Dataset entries
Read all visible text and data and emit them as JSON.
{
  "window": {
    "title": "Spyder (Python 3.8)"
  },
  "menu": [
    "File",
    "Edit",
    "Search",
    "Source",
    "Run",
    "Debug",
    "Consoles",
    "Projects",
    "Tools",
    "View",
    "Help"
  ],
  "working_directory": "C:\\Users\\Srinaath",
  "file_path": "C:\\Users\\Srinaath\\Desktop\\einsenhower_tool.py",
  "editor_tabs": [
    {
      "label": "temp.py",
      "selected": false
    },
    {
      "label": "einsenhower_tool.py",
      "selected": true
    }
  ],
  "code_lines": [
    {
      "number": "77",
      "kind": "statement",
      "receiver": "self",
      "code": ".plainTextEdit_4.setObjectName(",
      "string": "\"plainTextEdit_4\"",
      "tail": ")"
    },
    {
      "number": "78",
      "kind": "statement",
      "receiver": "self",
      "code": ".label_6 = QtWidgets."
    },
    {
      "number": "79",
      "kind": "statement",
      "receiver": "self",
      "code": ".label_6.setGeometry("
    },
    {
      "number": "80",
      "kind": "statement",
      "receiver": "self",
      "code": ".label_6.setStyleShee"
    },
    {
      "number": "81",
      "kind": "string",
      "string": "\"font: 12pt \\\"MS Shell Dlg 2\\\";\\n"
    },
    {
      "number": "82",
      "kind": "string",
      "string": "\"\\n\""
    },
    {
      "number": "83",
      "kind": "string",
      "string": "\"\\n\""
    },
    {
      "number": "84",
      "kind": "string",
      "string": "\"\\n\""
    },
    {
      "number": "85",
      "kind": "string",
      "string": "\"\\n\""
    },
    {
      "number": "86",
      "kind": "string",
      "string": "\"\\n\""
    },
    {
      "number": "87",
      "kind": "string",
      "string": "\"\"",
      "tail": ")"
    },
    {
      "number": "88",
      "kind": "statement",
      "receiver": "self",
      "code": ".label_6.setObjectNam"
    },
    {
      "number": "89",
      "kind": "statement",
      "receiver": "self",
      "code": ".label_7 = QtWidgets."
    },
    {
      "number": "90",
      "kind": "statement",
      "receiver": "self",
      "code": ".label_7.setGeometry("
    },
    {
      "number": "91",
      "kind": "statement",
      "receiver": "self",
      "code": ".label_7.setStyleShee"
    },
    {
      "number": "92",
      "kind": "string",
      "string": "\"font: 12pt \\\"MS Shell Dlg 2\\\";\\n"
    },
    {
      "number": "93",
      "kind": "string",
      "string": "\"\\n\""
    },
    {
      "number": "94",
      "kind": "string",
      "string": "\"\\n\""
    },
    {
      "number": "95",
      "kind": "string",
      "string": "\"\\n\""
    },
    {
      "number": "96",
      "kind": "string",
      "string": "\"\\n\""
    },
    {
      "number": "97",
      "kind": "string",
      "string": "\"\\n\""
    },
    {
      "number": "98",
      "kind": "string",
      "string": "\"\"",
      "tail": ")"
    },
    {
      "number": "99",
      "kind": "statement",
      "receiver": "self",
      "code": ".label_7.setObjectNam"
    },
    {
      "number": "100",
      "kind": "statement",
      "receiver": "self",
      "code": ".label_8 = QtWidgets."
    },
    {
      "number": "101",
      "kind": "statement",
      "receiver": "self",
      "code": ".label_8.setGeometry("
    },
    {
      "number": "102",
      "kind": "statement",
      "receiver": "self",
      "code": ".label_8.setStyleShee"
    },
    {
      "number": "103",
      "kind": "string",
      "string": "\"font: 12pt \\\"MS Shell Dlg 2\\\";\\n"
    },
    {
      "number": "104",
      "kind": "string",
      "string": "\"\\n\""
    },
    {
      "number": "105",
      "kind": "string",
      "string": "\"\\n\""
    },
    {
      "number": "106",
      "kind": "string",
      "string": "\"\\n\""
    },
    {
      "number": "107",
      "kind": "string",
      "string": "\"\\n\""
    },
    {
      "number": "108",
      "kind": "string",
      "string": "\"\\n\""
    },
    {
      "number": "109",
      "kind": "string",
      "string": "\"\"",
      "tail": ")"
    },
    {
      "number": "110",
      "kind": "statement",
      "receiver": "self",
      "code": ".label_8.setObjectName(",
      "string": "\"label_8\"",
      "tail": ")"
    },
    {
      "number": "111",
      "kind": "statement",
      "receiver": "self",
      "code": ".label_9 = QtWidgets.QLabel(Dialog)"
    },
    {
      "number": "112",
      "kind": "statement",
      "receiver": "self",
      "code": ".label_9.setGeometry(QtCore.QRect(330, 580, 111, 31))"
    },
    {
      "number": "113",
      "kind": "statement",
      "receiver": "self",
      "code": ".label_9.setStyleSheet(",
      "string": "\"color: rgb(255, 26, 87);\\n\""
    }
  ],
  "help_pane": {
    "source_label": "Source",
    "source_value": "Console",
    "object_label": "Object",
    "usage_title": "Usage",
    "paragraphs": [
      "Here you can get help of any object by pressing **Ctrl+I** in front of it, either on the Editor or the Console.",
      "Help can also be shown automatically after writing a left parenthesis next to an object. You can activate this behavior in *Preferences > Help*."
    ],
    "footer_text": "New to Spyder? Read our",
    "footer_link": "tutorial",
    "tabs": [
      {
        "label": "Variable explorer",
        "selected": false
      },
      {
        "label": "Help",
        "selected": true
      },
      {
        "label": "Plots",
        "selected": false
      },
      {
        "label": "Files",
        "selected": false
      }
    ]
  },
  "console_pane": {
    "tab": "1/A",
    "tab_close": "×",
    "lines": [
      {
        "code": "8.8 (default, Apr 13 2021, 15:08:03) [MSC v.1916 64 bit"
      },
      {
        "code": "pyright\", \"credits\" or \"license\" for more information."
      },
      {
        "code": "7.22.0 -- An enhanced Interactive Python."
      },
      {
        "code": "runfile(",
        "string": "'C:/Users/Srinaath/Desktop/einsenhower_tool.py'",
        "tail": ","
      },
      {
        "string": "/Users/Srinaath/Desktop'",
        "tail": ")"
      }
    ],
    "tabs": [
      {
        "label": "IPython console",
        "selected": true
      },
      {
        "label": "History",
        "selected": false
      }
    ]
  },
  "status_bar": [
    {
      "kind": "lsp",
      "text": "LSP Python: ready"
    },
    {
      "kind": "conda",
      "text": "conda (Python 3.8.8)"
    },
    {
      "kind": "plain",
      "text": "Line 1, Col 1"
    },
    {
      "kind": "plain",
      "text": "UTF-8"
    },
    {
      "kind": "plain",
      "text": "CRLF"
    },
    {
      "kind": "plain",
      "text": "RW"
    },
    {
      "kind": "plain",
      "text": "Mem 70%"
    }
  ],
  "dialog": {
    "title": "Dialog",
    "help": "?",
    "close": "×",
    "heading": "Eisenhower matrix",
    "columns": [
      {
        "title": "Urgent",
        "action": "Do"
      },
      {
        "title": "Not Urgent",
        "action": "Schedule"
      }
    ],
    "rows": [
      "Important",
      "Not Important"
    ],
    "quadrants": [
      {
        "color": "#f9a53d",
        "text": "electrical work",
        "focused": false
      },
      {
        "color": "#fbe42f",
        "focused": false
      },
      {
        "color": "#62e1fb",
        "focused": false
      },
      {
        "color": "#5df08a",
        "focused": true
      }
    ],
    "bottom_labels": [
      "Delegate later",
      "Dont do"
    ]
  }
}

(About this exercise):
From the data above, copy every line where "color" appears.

(Response area):
      "string": "\"color: rgb(255, 26, 87);\\n\""
        "color": "#f9a53d",
        "color": "#fbe42f",
        "color": "#62e1fb",
        "color": "#5df08a",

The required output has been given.